Based on my review of the record, I find that respondent has not acted arbitrarily or capriciously. Under respondent's policy, a student is selected for ninth grade Honors English based on a certain standardized test score, IQ score, the student’s grades in eighth grade English, and a teacher’s recommendation which is predicated in part on the student’s participation in class.

Prior Commissioner’s decisions have held that standardized test scores may be used as part of the screening criteria for determining a student’s eligibility for enrichment programs as long as the standardized test scores are not the sole criteria (Appeal of Reid, supra; Appeal of Alexandreena D., 30 Ed Dept Rep 203, Decision No. 12,433 and 30 id. 462, Decision No. 12,536). The use of teacher recommendations as part of the screening criteria has also been held to be permissible (Appeal of Reid, supra;Appeal of DiMicelli, 28 Ed Dept Rep 327, Decision No. 12,125). Accordingly, I do not find respondent's use of standardized test scores, IQ scores, mid-year grades and teacher recommendations, which are based in part on objective criteria, to be arbitrary or capricious.

Nor do I find any evidence in the record that respondent treated Christina unfairly or discriminated against her. In an appeal to the Commissioner, the petitioner has the burden of demonstrating a clear legal right to the relief requested and the burden of establishing the facts upon which petitioner seeks relief (8 NYCRR " 275.10; Appeal of Logan, 38 Ed Dept Rep 694, Decision No. 14,120). Petitioner has not met his burden of showing unfair treatment or discrimination.

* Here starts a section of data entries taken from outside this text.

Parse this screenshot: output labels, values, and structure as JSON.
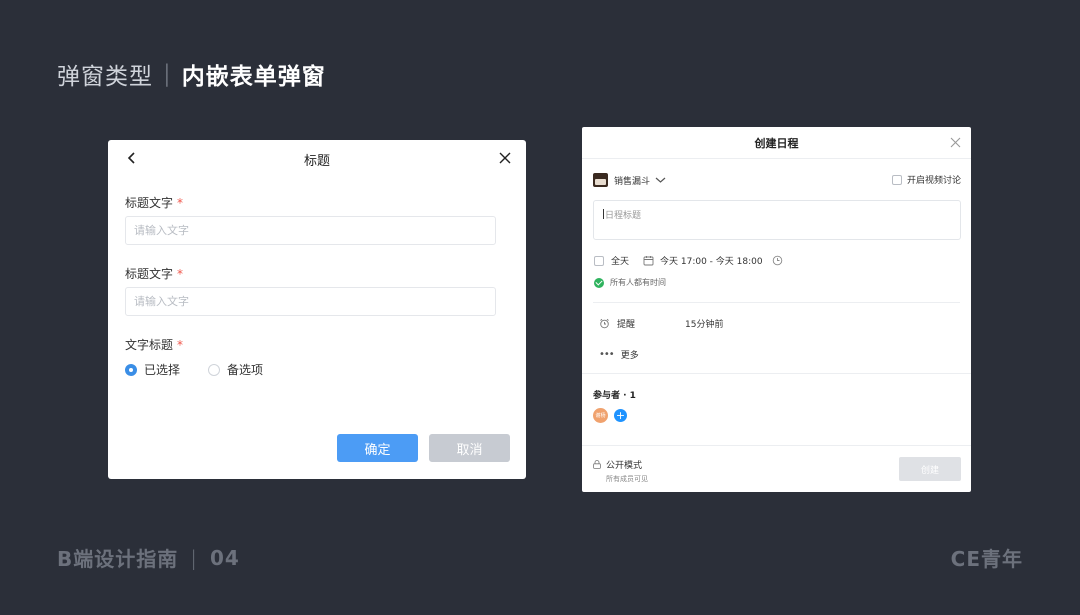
{
  "heading": {
    "prefix": "弹窗类型",
    "separator": "|",
    "emphasis": "内嵌表单弹窗"
  },
  "footer": {
    "left_text": "B端设计指南",
    "separator": "|",
    "number": "04",
    "right_text": "CE青年"
  },
  "dialog1": {
    "title": "标题",
    "fields": [
      {
        "label": "标题文字",
        "required_mark": "*",
        "placeholder": "请输入文字"
      },
      {
        "label": "标题文字",
        "required_mark": "*",
        "placeholder": "请输入文字"
      }
    ],
    "radio_group": {
      "label": "文字标题",
      "required_mark": "*",
      "options": [
        {
          "label": "已选择",
          "selected": true
        },
        {
          "label": "备选项",
          "selected": false
        }
      ]
    },
    "buttons": {
      "confirm": "确定",
      "cancel": "取消"
    },
    "colors": {
      "primary": "#4c9cf5",
      "secondary": "#c7cbd2",
      "required": "#f0564b"
    }
  },
  "dialog2": {
    "title": "创建日程",
    "calendar": "销售漏斗",
    "video_toggle": "开启视频讨论",
    "title_placeholder": "日程标题",
    "all_day": "全天",
    "time_range": "今天 17:00 - 今天 18:00",
    "availability": "所有人都有时间",
    "remind_label": "提醒",
    "remind_value": "15分钟前",
    "more": "更多",
    "participants": "参与者 · 1",
    "avatar_text": "谢杨",
    "public_mode": "公开模式",
    "public_sub": "所有成员可见",
    "create_button": "创建",
    "colors": {
      "add": "#1f93ff",
      "ok": "#2fb35e",
      "avatar": "#f0a26e"
    }
  }
}
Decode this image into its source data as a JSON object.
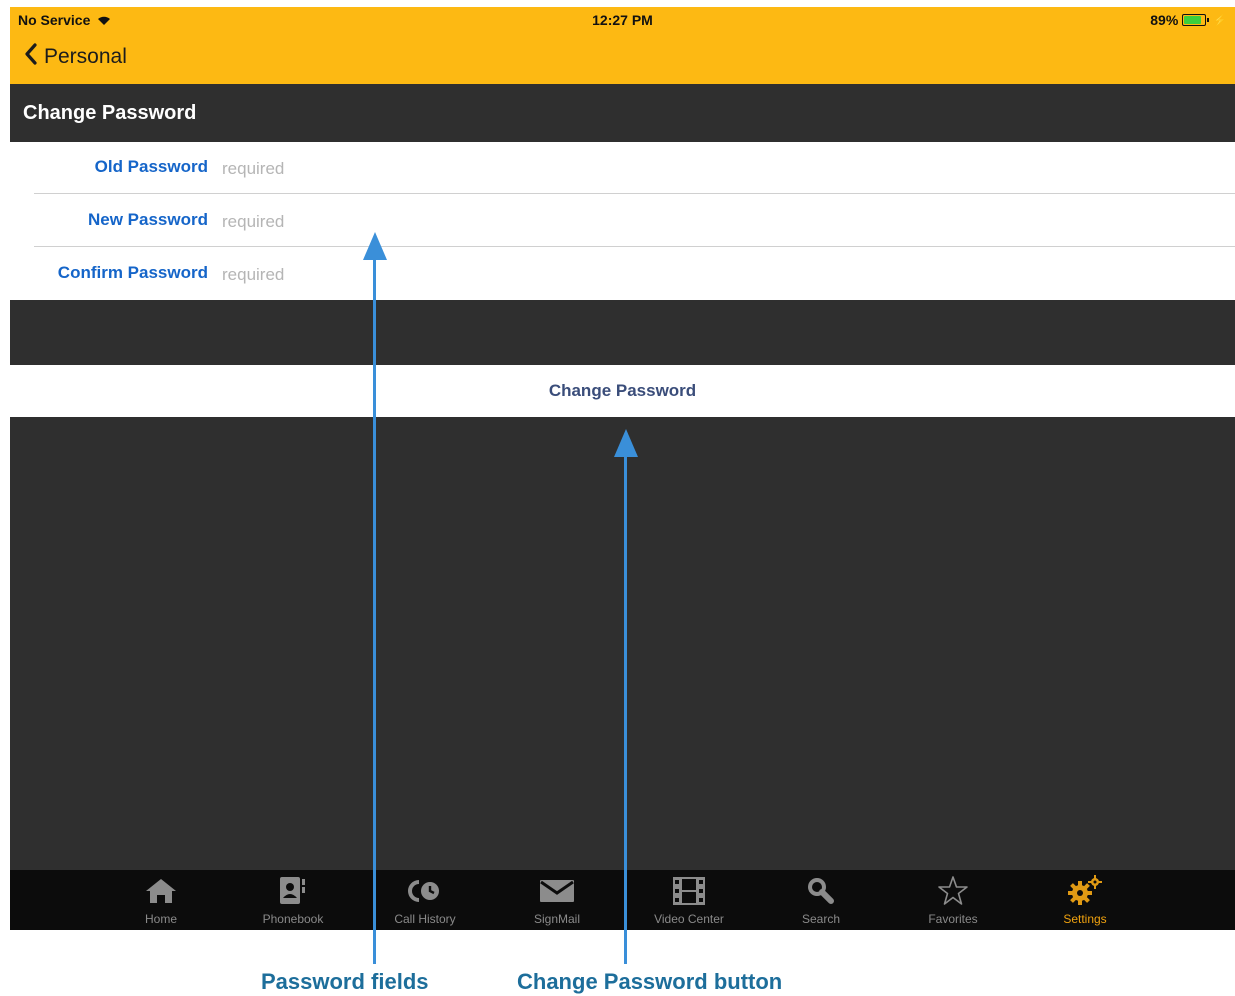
{
  "status_bar": {
    "carrier": "No Service",
    "time": "12:27 PM",
    "battery": "89%"
  },
  "nav": {
    "back_label": "Personal"
  },
  "section": {
    "title": "Change Password"
  },
  "fields": [
    {
      "label": "Old Password",
      "placeholder": "required"
    },
    {
      "label": "New Password",
      "placeholder": "required"
    },
    {
      "label": "Confirm Password",
      "placeholder": "required"
    }
  ],
  "action": {
    "label": "Change Password"
  },
  "tabs": [
    {
      "label": "Home",
      "icon": "home-icon"
    },
    {
      "label": "Phonebook",
      "icon": "phonebook-icon"
    },
    {
      "label": "Call History",
      "icon": "call-history-icon"
    },
    {
      "label": "SignMail",
      "icon": "envelope-icon"
    },
    {
      "label": "Video Center",
      "icon": "film-icon"
    },
    {
      "label": "Search",
      "icon": "search-icon"
    },
    {
      "label": "Favorites",
      "icon": "star-icon"
    },
    {
      "label": "Settings",
      "icon": "gear-icon",
      "active": true
    }
  ],
  "callouts": {
    "fields": "Password fields",
    "button": "Change Password button"
  },
  "colors": {
    "accent": "#fdb913",
    "label_blue": "#1565c9",
    "callout": "#1d6e9b",
    "arrow": "#3a8fd9",
    "active_tab": "#f0a20f"
  }
}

In light of this disposition, I will not address the parties’ remaining contentions.